That was when I first read Complete Poems of Robert Frost. I have returned to it many, many times in the years since. My book's cover and pages have water stains and there are teeth marks from a long-dead dog who took a liking to it and gnawed away one corner of the hardback. There are post-it notes stuck throughout the book, marking favorite poems. It is a book that has been loved almost to death but still it hangs together, even if in fragile condition.
There are many favorites among the poems of this book, but I return again and again to two; one because it reminds me of my own childhood when I was a rider of tree saplings and the other because it states so very simply much of what I believe.
The first one is Birches. It describes a boy swinging on birches that had been bent down by ice storms. It speaks of the joy which he derives from this simple act, this boy "too far from town to learn baseball, whose only play was what he found himself." The poet admits that he, too, was once a "swinger of birches." And the poem ends:
I'd like to get away from earth awhile And then come back to it and begin over. May no fate willfully misunderstand me And half grant what I wish and snatch me away Not to return. Earth's the right place for love: I don't know where it's likely to go better. I'd like to go by climbing a birch tree, And climb black branches up a snow-white trunk Toward heaven, till the tree could bear no more, But dipped its top and set me down again. That would be good both going and coming back. One could do worse than be a swinger of birches.
The other poem that means a lot to me, especially since I've become a habitat gardener is The Tuft of Flowers. It describes the poet going to turn grass that has been mowed for hay and seeing a butterfly flitting here and there searching for some remembered stand of flowers, now gone. As he watches the butterfly, it draws his eye to a patch of flowers the scythe had spared.
A leaping tongue of bloom the scythe had spared Beside a reedy brook the scythe had bared.
The mower in the dew had love them thus, By leaving them to flourish, not for us,
Nor yet to draw one thought of ours to him, But from sheer morning gladness at the brim.
The butterfly and I had lit upon, Nevertheless, a message from the dawn...
And as the poem ends, the poet feels a kinship with the mower, "a spirit kindred to my own." He had previously felt alone in the field but now he sees that we are all in this together - the mower, the turner of the grass, the butterfly, and in silent conversation with the mower who has now moved on, he says:

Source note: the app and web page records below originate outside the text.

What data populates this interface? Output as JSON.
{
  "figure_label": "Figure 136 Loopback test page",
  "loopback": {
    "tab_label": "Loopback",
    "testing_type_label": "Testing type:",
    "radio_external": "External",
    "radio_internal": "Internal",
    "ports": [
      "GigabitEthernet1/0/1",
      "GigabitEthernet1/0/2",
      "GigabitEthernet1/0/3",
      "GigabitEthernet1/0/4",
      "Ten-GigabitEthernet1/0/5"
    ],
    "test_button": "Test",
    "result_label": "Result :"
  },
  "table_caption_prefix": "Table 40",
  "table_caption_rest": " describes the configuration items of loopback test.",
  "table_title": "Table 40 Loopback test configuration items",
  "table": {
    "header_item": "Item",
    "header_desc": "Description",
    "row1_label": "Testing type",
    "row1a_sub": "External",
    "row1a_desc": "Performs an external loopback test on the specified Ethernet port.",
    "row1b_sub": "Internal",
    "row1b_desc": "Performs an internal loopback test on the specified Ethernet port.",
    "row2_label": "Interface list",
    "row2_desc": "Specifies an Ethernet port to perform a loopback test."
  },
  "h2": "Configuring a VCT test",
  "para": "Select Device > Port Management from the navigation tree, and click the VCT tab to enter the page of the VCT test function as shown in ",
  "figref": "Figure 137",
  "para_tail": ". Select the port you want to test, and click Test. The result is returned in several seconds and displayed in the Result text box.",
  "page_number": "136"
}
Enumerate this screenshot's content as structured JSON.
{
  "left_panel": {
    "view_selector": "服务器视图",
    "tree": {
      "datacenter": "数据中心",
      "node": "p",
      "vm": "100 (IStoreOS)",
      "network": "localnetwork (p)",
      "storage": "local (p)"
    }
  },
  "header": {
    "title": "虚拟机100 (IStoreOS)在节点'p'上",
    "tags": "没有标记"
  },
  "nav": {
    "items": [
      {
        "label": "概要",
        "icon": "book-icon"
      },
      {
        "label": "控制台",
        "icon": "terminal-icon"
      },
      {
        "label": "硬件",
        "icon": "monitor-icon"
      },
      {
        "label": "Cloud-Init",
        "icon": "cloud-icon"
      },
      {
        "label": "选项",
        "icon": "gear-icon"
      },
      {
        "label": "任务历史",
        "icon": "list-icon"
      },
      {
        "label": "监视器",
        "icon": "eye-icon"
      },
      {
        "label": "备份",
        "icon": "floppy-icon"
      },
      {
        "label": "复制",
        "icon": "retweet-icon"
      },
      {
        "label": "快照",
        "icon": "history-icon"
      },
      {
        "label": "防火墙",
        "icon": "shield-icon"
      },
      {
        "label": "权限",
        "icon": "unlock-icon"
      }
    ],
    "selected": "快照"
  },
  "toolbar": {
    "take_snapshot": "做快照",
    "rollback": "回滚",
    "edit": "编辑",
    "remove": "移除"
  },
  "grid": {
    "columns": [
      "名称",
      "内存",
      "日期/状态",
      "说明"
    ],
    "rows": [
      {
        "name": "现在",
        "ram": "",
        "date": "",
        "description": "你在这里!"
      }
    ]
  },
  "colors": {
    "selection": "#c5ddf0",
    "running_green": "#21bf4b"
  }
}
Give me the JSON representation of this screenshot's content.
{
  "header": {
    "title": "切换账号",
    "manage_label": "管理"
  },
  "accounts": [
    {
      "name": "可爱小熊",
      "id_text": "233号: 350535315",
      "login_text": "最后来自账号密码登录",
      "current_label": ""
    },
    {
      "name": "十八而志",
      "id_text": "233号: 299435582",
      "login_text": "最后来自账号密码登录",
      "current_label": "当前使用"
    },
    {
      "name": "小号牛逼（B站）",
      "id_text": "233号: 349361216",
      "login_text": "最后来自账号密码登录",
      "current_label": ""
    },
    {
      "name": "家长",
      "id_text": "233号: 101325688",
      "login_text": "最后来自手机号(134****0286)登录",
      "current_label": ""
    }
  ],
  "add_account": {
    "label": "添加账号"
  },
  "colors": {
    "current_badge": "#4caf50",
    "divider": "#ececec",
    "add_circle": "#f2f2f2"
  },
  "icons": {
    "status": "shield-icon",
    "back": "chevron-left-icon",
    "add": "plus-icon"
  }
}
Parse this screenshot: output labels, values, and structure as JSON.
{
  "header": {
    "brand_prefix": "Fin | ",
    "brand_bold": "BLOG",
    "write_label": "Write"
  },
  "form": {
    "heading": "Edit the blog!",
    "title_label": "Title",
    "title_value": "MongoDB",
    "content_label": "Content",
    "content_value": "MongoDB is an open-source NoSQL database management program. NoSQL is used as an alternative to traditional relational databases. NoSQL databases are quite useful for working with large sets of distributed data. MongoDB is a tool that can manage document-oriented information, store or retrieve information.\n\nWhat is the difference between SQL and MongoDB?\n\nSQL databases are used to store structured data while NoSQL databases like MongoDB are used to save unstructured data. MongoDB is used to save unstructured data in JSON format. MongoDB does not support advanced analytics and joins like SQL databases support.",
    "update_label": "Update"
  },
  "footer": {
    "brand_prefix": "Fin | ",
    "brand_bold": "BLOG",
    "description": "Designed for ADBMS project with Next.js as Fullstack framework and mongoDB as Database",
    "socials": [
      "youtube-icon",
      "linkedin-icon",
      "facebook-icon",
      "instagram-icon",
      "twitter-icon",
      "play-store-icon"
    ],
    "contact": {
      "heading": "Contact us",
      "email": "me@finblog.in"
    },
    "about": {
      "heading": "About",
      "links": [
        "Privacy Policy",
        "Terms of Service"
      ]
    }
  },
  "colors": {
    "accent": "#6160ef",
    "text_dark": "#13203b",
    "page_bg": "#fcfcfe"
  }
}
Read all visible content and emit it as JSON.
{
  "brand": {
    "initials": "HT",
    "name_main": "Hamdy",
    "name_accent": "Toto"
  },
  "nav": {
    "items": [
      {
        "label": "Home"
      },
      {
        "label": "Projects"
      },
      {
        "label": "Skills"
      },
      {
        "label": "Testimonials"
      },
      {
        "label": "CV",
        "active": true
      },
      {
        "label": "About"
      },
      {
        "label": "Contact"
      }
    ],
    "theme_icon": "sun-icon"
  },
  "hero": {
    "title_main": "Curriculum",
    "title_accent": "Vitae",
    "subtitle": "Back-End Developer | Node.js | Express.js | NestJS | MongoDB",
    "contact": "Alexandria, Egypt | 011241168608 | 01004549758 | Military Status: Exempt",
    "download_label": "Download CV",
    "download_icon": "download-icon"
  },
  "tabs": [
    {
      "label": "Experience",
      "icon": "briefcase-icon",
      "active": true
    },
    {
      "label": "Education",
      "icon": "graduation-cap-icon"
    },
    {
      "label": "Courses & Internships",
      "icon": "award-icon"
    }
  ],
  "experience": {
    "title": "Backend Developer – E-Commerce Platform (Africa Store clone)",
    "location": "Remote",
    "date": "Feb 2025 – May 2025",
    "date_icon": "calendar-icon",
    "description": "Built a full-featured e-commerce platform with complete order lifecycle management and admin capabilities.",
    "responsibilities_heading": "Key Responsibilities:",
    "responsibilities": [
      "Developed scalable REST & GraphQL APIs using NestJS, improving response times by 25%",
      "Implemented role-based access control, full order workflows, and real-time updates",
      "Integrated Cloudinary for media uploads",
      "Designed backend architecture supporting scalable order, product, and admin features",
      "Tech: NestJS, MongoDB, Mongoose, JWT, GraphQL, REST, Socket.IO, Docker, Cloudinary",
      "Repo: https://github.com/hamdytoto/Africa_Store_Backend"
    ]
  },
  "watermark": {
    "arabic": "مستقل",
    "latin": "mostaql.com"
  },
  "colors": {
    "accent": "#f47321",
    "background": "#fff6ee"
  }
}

"Men work together, I told him from the heart, Whether they work together or apart."
A deceptively simple poem with a deeper meaning for those who take the time to find that "tuft of flowers." That was Robert Frost. That's why I love his poems.